Meeting in the Middle

 My approach is [often] to help people to unlearn some of the bad habits of academic writing. Recently, though, I've realized that the first goal is to gain some useful habits to get by on. So the student at an early stage still does not have a bad academic style to unlearn. They have a non-academic style, for example, or barely master the basics. 

*Students who write in short sentences or paragraphs and can't develop an idea in a fluent paragraph. 

*Students who write the way they talk. 

*Students with inadequate Spanish language skills.   

A little bit of academic pomposity would be an improvement in some cases. My own style is formal, but then with enough informal touches to make a nice point once in a while. That is different from someone who simply doesn't understand the difference between formal and informal registers, or has no experience with the former.  

We can meet in the middle perhaps: the middle would be a formal yet plain and clear style,  one without any particular flair or elegance but that didn't call attention to itself. 


Leslie B. said...

I've decided the worst habit is the fetichization of the thesis statement. Every case of writer's block I've had has had to do with having rushed to thesis statement and then realizing it's not a good one, but trying to still write to it due to having a deadline.

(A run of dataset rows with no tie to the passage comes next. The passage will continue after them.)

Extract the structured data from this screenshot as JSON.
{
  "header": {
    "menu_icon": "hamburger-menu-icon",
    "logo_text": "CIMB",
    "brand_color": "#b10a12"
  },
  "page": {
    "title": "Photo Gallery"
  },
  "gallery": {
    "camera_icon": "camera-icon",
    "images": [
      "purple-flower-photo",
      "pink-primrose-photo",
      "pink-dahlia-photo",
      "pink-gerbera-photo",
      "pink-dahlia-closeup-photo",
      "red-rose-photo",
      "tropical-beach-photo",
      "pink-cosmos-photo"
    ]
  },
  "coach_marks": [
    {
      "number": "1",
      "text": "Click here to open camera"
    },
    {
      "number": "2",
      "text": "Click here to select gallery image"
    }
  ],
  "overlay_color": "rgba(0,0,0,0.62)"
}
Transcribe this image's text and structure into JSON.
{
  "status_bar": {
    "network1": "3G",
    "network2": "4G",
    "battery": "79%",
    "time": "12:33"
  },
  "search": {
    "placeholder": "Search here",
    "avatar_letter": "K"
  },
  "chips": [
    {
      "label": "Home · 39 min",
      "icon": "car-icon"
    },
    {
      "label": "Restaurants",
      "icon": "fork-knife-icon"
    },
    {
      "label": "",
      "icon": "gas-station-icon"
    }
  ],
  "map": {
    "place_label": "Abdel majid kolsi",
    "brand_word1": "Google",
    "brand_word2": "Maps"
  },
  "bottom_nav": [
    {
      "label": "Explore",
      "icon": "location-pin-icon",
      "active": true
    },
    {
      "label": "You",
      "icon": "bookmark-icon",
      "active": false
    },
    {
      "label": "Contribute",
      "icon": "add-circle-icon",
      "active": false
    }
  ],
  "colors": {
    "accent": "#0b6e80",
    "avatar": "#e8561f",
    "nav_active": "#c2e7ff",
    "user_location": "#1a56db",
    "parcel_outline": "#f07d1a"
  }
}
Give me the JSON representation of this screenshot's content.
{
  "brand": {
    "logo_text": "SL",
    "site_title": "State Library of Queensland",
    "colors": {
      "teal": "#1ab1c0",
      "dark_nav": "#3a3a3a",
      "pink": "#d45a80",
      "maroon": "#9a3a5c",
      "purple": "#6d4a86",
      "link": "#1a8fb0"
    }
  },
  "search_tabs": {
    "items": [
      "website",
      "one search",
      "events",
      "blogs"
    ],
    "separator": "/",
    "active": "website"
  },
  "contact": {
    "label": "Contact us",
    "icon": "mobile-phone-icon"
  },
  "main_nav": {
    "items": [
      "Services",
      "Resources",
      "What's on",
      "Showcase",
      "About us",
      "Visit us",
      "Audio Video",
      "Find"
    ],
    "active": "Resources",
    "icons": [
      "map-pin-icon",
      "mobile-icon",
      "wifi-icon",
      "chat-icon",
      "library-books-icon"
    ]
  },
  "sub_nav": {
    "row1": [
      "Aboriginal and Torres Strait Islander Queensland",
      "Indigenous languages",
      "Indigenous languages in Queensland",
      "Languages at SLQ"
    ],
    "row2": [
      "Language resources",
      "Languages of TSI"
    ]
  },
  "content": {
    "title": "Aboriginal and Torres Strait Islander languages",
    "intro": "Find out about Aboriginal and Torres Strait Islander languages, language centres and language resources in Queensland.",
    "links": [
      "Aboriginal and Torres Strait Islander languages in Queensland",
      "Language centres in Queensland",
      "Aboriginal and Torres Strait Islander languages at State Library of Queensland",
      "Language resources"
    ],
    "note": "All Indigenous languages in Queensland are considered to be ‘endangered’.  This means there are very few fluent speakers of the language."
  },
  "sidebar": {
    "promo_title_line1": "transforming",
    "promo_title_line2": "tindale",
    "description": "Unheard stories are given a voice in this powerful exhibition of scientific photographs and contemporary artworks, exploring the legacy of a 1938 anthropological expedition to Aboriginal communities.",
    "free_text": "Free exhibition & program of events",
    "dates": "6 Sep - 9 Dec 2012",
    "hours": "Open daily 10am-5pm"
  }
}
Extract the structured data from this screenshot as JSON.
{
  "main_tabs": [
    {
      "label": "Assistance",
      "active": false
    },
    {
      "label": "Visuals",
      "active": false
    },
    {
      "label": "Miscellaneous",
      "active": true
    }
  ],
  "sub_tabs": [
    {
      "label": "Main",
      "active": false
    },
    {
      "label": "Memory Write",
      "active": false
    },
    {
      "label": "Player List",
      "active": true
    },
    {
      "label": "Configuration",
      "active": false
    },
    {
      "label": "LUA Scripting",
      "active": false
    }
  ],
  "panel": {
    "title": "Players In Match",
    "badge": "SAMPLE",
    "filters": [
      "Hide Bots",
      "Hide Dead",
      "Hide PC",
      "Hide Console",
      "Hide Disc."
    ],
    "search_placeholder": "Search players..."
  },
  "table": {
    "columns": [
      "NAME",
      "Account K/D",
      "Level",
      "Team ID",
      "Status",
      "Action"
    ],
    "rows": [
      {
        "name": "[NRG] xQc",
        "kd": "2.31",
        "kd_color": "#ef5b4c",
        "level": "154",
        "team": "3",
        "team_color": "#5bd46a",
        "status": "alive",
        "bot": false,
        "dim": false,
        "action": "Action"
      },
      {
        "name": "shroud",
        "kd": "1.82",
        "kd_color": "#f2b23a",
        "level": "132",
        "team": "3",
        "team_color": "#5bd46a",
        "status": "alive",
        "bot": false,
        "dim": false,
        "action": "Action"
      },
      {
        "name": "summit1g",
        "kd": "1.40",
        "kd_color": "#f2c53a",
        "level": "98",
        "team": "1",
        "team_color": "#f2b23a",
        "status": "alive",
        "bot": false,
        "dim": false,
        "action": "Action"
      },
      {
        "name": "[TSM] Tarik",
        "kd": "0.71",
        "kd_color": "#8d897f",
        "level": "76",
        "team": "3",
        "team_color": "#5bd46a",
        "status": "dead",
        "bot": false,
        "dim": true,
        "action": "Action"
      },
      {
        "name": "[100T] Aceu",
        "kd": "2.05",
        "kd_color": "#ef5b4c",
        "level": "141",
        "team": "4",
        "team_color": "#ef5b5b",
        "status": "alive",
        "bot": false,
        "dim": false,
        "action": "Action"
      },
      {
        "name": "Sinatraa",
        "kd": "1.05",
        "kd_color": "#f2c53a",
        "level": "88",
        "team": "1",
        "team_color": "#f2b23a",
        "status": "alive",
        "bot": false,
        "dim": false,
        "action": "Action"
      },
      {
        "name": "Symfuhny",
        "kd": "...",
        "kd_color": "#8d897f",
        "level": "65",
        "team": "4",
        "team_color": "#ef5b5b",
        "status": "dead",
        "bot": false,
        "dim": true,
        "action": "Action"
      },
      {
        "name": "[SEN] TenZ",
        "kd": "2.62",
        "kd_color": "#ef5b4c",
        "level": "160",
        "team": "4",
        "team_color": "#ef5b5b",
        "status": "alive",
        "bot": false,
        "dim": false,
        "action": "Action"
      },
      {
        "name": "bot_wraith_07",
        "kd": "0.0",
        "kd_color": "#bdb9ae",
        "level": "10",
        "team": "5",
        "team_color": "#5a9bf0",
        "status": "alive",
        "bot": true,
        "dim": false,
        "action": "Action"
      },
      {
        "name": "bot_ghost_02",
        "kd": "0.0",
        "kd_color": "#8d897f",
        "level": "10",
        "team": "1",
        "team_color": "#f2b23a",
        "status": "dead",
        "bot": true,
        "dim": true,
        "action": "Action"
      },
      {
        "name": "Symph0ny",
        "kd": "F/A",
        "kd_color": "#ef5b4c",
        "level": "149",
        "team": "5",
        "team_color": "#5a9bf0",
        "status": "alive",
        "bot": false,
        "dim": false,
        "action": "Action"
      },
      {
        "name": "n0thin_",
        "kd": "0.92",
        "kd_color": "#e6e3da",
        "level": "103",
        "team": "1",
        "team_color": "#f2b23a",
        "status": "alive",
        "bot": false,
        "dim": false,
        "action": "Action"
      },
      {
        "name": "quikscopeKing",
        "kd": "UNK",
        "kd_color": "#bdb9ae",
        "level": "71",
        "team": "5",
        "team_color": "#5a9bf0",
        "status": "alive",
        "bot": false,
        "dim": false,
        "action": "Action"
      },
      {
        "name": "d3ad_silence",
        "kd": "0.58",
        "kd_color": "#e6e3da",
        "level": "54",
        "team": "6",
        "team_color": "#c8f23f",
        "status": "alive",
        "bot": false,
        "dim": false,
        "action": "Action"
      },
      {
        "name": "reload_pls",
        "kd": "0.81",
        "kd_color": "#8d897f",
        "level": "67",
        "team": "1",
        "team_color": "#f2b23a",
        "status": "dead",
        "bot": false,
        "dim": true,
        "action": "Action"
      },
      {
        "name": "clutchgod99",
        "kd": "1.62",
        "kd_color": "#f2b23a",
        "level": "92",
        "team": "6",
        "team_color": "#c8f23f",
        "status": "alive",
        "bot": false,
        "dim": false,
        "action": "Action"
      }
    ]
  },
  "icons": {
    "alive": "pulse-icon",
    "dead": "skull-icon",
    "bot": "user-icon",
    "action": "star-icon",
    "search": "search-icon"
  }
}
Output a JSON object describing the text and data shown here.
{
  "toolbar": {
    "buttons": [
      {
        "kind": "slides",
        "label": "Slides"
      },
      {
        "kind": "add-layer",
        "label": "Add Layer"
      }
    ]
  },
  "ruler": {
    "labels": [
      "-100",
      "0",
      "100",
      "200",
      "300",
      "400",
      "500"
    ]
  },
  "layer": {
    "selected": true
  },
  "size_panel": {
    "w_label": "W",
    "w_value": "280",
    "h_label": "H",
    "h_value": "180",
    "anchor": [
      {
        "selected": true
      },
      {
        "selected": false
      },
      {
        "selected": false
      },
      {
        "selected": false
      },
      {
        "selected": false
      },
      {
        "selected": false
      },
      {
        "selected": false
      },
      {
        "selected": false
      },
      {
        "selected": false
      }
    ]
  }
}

My student is now trying to do that. His original thesis was: García Márquez must have been under the influence of liberation theology avant la lettre because his work from the 50s indicates he is willing to take Christian principles seriously but critical of the Church. I said it wouldn't take LT to have those attitudes, it was a weak thesis. Now he's looking for another one. He keeps insisting on coming up with a thesis before doing the research. I keep trying to get him to decide what he's interested in, or to choose an area of focus: is it theology he is interested in? base communities? literature? politics? yet he can't decide, but instead keeps coming up with outlandish theses not based in knowledge of subjects. I am blaming his AP English teacher, and wish he had not gone to such a "good" high school.

Jonathan said...

You'd like my colleague Araceli. She says the same thing. In my intro to lit class I've given up on the thesis sentence. They invariably say that the poet uses rhyme and personification to create a great poetic message. My grad students can't come up with a thesis so expecting it a lower level...

Thomas Basbøll said...

This frustration with thesis statements intrigues me. I used to have a similar aversion to the role of the "research question", but my complaint was about the way it continued to dominate the writing process long after it had been answered. You seem to have the opposite problem. The thesis statement dominates the research process!

I'm going to have to think some more about this. I do tell students to come up with a thesis statement before they write -- but also a line of argument to support it. That is, they should do the research before they arrive at a thesis. Once they do, I have some ideas about how to complete the sentence "This paper/thesis shows that ..." Maybe it's all about how that sentence is completed?

Jonathan said...

It's more that the thesis statement is premature. You set out to prove something and don't notice when your additional research and thinking undermine your central idea, so you try to force it.